With less than a full week before the caucuses in Nevada, the political nightmare of Hillary Clinton arrived at a restaurant close to the Strip in Las Vegas.
Over 100 activists packed between a buffet of curry and a sign that supported Bernie Sanders. They made commitments for the caucus, they talked and they cheered as speakers representing different ethnicities asked them to leave behind the longtime presidential front-runner of the Democratic Party.
One speaker said that Clinton received the same information that Bernie Sanders did, but she voted for going to war against Iraq. She supported a border wall between the U.S. and Mexico.
Until very recently, the campaign of Clinton saw Nevada as its chance to safe face with a victory after an anticipated loss in New Hampshire.
However, the loss in New Hampshire was a trouncing and the Sanders campaign is attempting to prove Clinton is beatable anywhere.

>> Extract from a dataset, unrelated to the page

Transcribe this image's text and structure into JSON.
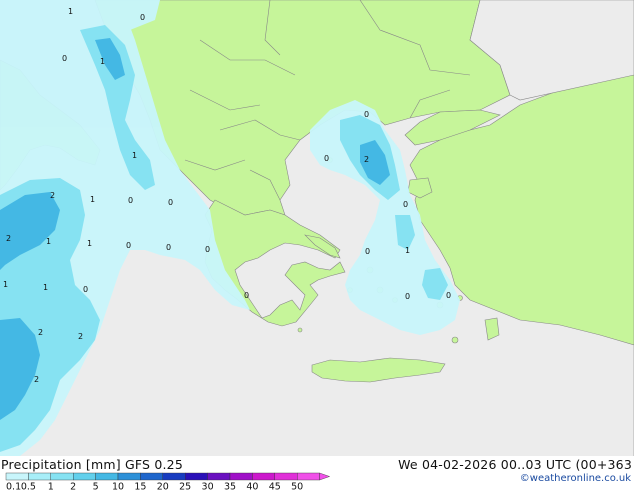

Nevada is where Sanders will face off against the allies of Clinton amongst organized labor and the Hispanic heavy electorate, which will be the first big test to see how much actual momentum he took from Clinton.
Clinton has held an overwhelming advantage amongst the voters of color, which is part of the so-called “firewall” aide of hers, claimed in a number of states that followed the overwhelming white New Hampshire and Iowa.
However, Sanders is betting his appeal amongst the working-class and young voters revealed dramatically in the New Hampshire vote will be strong enough to transcend the race.
Nevada is an opportunity to disprove the firewall fantasy the Clinton campaign has talked about, said campaign manager Jeff Weaver. If we have a strong showing, it destroys the firewall myth.
Sanders’ aides have said that there is evidence in its internal polling that working class and young Hispanics are leaning toward him.